(Items from an interface collection)
====================

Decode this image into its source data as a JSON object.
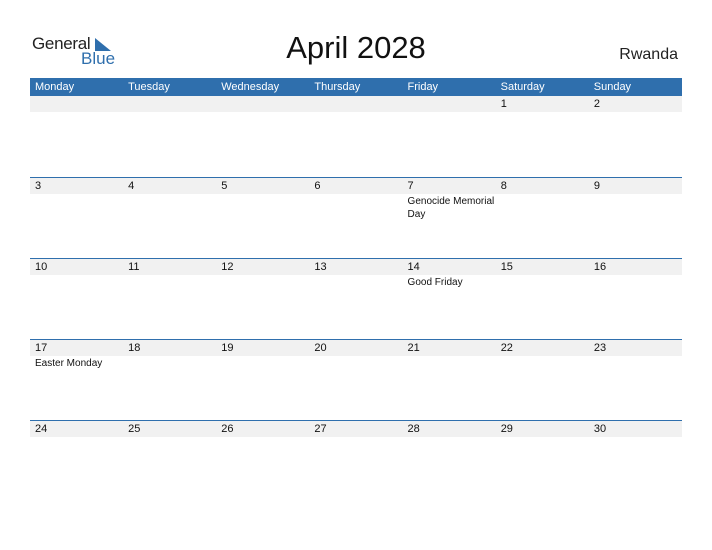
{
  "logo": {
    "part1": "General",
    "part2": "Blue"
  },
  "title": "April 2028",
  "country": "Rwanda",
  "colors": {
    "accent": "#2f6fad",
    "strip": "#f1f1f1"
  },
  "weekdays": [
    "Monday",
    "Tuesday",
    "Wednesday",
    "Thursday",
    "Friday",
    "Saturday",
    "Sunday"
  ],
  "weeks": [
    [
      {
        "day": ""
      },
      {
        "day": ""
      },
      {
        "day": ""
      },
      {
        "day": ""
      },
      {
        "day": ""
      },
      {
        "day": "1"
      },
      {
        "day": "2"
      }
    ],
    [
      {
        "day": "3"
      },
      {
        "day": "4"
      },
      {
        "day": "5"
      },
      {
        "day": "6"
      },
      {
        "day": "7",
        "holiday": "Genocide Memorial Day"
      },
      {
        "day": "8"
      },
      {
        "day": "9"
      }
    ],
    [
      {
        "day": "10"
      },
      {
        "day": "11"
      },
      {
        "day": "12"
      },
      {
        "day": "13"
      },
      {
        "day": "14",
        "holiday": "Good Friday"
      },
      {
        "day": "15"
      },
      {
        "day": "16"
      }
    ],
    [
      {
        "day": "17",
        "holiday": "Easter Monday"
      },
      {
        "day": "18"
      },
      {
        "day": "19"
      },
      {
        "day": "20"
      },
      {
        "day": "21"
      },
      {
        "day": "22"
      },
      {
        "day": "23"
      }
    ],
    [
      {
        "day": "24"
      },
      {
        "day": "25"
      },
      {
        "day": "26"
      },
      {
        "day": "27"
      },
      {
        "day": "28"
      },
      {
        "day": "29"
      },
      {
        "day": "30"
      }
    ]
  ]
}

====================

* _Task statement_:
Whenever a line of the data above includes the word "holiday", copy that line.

* _Task output_:
        "holiday": "Genocide Memorial Day"
        "holiday": "Good Friday"
        "holiday": "Easter Monday"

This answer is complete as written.